The Encrypted Data Plug-in’s missions include providing an encrypted container called the “safe zone”, giving the safe zone a drive letter and defining a Windows Library to point into it and finally to steer corporate data into the container. This blog discusses the steering.
First some definitions
- Corporate app: Application that is permitted to see into the safe zone
- Personal app: Application that is restricted from seeing into the safe zone
- Special app: Application that gets a filtered view of the safe zone
In this definition, corporate applications are those delivered with Citrix Application Streaming, Microsoft App-V and also XenApp and XenDesktop remoted sessions (client drive mapping).
In configuring the Encrypted Data Plug-in, the administrator can define which of these categories should be considered “corporate” applications and the admin can also turn off this filtering to permit all applications access to the corporate container.
For filtering, consider the diagram below.
The application boxes above are user mode application space, everything else in the diagram is “in-kernel”. When an application issues a file operation (e.g. file open), the Windows I/O manager receives the request and prepares an IRP to send down the device driver chain. Not to get too deep, but an IRP is a block of data that is passed around in kernel to keep track of that specific I/O operation. Various drivers work on it until it is eventually declared complete and the application’s I/O request can be completed.
The Encrypted Data Plug-in file system filter driver (XenVault.sys) inserts itself between the NT I/O Manager and the File System (think NTFS). This means that the FSFD can “view” and “modify” anything that goes by, which is a powerful place to be. The only file operation we care about is “open”. This is a simplification, but stick with me on the principle.
Consider file open of an existing file:
Is this application permitted to see into the encrypted space? If yes, send the operation down into the file system and let the encryption driver do it’s job. If the application is not permitted to see into the encrypted space, then short circuit the I/O request, immediately returning “access denied”. SIMPLE!
Consider file open of a new file (aka “create”).
If not a corporate app and outside the safe zone, send it on, no modifications. If app is an outsider and is trying to create inside the safe zone, access denied.
A bit more complex, if the application is a corporate application, then we also restrict it’s file creation to only things inside the safe zone. This prevents the corporate application from storing data (documents) outside of the encrypted space.
A neat side effect of that in the tech preview is this error message from MS Word:
- Unable to save to “My Documents”, would you like to save to “My Documents” instead?
Awesome! Yes, we’re working it.
This traffic cop combined with encrypted volume are the foundations of the Encrypted Data Plug-in. Getting to product is a bit more involved.
The Windows Shell is not a corporate application

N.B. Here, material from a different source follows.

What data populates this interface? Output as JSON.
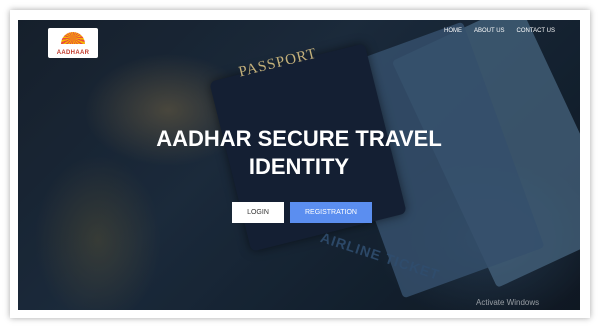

Admins are easy to please: Encrypt the data and restrict access to corporate apps. Nagging users; they want to not only be able to access the data from the corporate application, they want to be able to SEE what files exist and by see, I mean that after storing a file into the “Safe Zone” corporate library, the user will like to SEE the files in that library by browsing to them with the Windows shell. Programmer wise, the shell is just an application that happens to be named explorer.exe.
Enter “special apps”. The decision matrix gets expanded. If the application is a special approved list of applications, additional processing is required.
Consider the shell: Directory enumeration is approved and CreateProcess is approved, but copying the data is prevented. Here, the user can SEE that their file exists and they can double-click on it to launch, but they will have significant difficulty moving the data out of the safe zone into an unprotected space.
There are other applications that should be able to see into the safe zone and the ECDPI permits administrator definition of approved applications. These would include things like backup tools or similar items that may need to see into the encrypted space.
Users are generally good people, we like them and we are trying to help the user and help the admin, but importantly we do not want to hinder the user’s work. Users though tend to store things in wrong places and in this way, they need a little help being forced to store data into the safe zone. By using the traffic cop of xenvault.sys, we can FORCE the user into storing corporate data into the encrypted safe zone. Where needed, we can also relax this to make the safe zone system easy to use such as letting the Shell see into the safe zone with restrictions, but generally speaking, help the users do the right thing of keeping corporate data safe.
When implementing bring your own computer, this centralization of the data makes it much easier to manage the corporate data that happens to exist on the end user personal computer. Easier to back up and … easier to centrally delete and very importantly, easier to keep the user data and corporate data separate.
The Encrypted data plug-in Technology Preview is available for download, MyCitrix logon is required. We look forward to your feedback and comments and can provide information and support through our forum located here: http://forums.citrix.com/forum.jspa?forumID=1013.
Product Architect – Citrix Systems XenApp Product Group
App Streaming, Profile Manager, Encrypted Data Plug-in